Across the records, find how many lines include the string "不透明度" and answer with only the figure.

(DATASET EXTRACT Opens)

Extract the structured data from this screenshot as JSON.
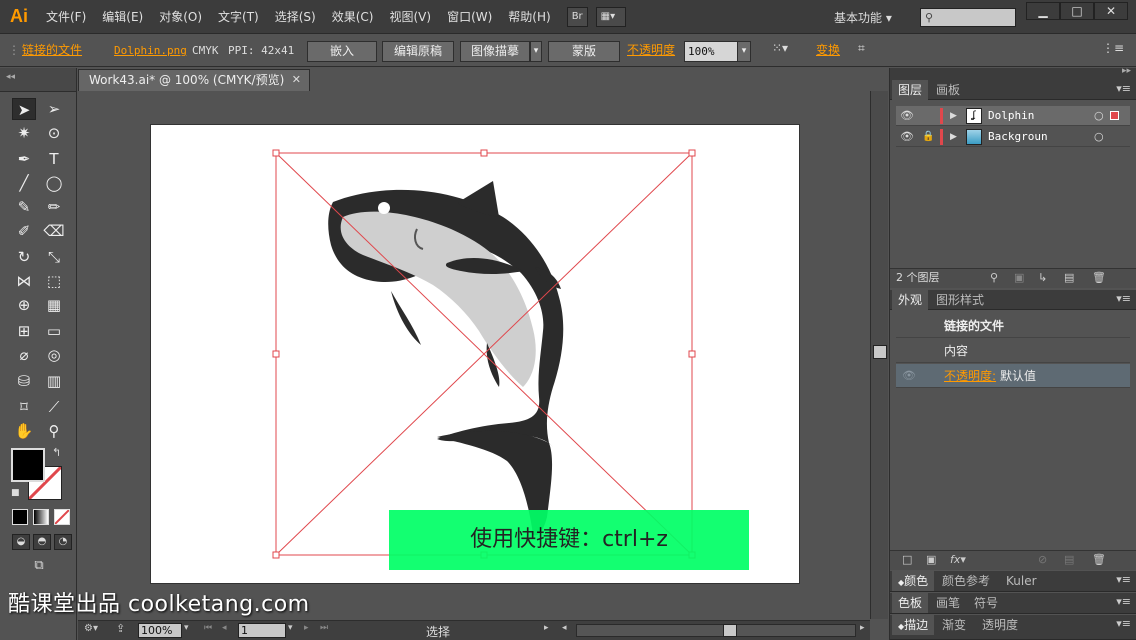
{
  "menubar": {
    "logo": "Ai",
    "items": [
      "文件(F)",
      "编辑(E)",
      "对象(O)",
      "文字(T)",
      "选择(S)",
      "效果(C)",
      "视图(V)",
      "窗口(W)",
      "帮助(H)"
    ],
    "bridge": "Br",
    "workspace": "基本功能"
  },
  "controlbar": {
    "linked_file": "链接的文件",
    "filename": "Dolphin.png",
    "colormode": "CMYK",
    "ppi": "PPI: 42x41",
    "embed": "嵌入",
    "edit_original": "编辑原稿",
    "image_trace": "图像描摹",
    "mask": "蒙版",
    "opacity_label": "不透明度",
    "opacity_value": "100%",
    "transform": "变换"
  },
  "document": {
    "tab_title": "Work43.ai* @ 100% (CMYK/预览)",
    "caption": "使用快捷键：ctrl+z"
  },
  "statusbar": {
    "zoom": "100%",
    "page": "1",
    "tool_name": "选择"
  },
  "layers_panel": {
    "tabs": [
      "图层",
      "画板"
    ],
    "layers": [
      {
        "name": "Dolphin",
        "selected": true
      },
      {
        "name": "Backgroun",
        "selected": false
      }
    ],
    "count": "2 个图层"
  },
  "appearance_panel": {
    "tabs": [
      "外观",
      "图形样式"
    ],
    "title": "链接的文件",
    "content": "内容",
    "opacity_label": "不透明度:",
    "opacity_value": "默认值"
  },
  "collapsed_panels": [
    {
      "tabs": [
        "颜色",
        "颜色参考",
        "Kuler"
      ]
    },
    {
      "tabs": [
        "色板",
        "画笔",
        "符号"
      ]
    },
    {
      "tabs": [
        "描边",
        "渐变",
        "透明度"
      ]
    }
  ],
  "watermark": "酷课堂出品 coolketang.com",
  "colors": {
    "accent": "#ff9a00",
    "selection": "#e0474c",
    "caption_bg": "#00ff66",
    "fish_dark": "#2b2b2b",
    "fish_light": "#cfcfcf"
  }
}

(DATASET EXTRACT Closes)

=== WRITTEN ANSWER ===
2